Download PDFPDF
Is it time to incorporate viral testing results within clinical practice guidelines for febrile infants?
  1. Nathan Money1,
  2. Sriram Ramgopal2
  1. 1 Department of Pediatrics, The University of Utah School of Medicine, Primary Children's Hospital, Salt Lake City, Utah, USA
  2. 2 Department of Pediatrics, Ann & Robert H Lurie Children's Hospital of Chicago, Chicago, Illinois, USA
  1. Correspondence to Dr Sriram Ramgopal, Ann and Robert H Lurie Children's Hospital of Chicago, Chicago, IL 60611, USA; sramgopal{at}

Statistics from

Request Permissions

If you wish to reuse any or all of this article please use the link below which will take you to the Copyright Clearance Center’s RightsLink service. You will be able to get a quick price and instant permission to reuse the content in many different ways.

The prevalence of bacteraemia and bacterial meningitis (commonly referred to as invasive bacterial infections or IBIs) among febrile infants informs ED clinician management decisions about the need for testing, treatment or hospitalisation. Using increasingly sophisticated risk stratification technologies, the management of these infants has evolved over time. Concurrently, the prevalence of IBI has decreased, largely due to vaccination and maternal antibiotic prophylaxis. The role of viral testing in medical decision-making for febrile infants is not clearly established. Prior work has suggested that febrile infants with viral infections may be at a lower risk of IBI; however, these studies are from a time when respiratory viral testing was inconsistently performed.1 The American Academy of Pediatrics’ clinical practice guideline does not state an explicit role for viral testing, leaving this an open question in need of further research.1 As the COVID-19 pandemic has resulted in increases in viral testing, researchers have greater opportunities to investigate how virus positivity impacts the risk of IBI in febrile infants.

In their meta-analysis published in EMJ,2 Pérez-Porra and colleagues describe the prevalence of IBI among febrile infants in the ED who were positive for COVID-19 infection using data from 33 prospective studies, retrospective studies and case series.
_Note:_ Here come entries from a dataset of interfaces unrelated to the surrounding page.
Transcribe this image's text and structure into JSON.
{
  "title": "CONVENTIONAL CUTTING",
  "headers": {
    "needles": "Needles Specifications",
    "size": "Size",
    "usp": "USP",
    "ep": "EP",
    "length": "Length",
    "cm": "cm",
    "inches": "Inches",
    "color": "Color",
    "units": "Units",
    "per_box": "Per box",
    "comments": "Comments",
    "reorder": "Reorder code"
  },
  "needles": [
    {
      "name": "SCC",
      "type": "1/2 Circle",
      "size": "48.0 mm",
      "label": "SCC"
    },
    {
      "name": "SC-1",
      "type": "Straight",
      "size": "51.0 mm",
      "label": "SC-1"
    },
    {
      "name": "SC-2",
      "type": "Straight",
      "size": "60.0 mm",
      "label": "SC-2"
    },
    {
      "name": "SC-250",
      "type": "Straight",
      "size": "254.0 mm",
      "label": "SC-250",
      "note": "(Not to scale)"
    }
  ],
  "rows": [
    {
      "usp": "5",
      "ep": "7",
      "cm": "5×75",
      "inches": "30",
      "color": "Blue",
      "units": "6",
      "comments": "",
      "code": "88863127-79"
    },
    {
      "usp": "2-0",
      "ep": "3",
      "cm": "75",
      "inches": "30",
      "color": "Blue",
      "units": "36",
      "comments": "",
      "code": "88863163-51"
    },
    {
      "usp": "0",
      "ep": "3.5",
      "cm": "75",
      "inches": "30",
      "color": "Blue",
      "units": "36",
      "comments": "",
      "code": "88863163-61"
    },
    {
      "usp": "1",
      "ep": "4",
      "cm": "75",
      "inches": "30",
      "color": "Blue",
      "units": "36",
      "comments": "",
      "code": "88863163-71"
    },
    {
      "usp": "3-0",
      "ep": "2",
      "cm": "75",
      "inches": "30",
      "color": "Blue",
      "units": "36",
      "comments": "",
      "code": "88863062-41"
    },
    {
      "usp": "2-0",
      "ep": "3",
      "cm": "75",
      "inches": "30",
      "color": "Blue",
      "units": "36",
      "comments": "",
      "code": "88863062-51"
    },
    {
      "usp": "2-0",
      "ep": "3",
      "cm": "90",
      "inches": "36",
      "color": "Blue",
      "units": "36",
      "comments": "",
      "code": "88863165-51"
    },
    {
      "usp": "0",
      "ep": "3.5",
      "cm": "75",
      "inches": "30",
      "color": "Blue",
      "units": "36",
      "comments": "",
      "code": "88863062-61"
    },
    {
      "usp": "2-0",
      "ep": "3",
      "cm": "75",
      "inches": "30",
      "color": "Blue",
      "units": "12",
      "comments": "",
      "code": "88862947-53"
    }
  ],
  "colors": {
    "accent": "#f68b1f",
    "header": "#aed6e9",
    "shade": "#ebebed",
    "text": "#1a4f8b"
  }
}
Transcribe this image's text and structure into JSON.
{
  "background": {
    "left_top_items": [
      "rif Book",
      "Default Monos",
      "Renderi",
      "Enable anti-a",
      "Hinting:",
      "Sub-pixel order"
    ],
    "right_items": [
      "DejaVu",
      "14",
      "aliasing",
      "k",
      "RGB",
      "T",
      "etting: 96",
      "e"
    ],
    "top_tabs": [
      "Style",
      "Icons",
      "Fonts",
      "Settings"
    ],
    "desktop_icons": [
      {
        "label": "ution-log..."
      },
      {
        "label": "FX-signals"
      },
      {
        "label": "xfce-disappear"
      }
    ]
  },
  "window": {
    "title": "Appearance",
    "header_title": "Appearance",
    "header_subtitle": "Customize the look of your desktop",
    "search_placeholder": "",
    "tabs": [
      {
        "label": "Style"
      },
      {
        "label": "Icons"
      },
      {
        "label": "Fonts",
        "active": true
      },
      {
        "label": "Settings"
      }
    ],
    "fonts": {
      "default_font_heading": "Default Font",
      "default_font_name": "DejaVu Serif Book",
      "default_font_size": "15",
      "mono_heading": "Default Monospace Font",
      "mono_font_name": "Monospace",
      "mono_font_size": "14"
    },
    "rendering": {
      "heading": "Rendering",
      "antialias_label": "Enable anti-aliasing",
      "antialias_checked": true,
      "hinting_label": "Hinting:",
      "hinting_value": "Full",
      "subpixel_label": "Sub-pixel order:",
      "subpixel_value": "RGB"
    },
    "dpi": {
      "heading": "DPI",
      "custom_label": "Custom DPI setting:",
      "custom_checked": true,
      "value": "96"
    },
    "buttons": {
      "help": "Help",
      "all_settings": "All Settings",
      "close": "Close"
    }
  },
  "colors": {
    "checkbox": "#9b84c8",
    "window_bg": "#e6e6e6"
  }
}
The investigators identified an …

View Full Text


  • Handling editor Gene Yong-Kwang Ong

  • Contributors NM and SR contributed to the conception of the work and drafting it. Both authors provide final approval of the version to be published and agree to be accountable for all aspects of the work in ensuring that questions related to the accuracy or integrity of any part of the work are appropriately investigated and resolved.

  • Funding SR is funded by the Gerber Foundation (grant #9940).

  • Competing interests None declared.

  • Provenance and peer review Not commissioned; internally peer reviewed.

Linked Articles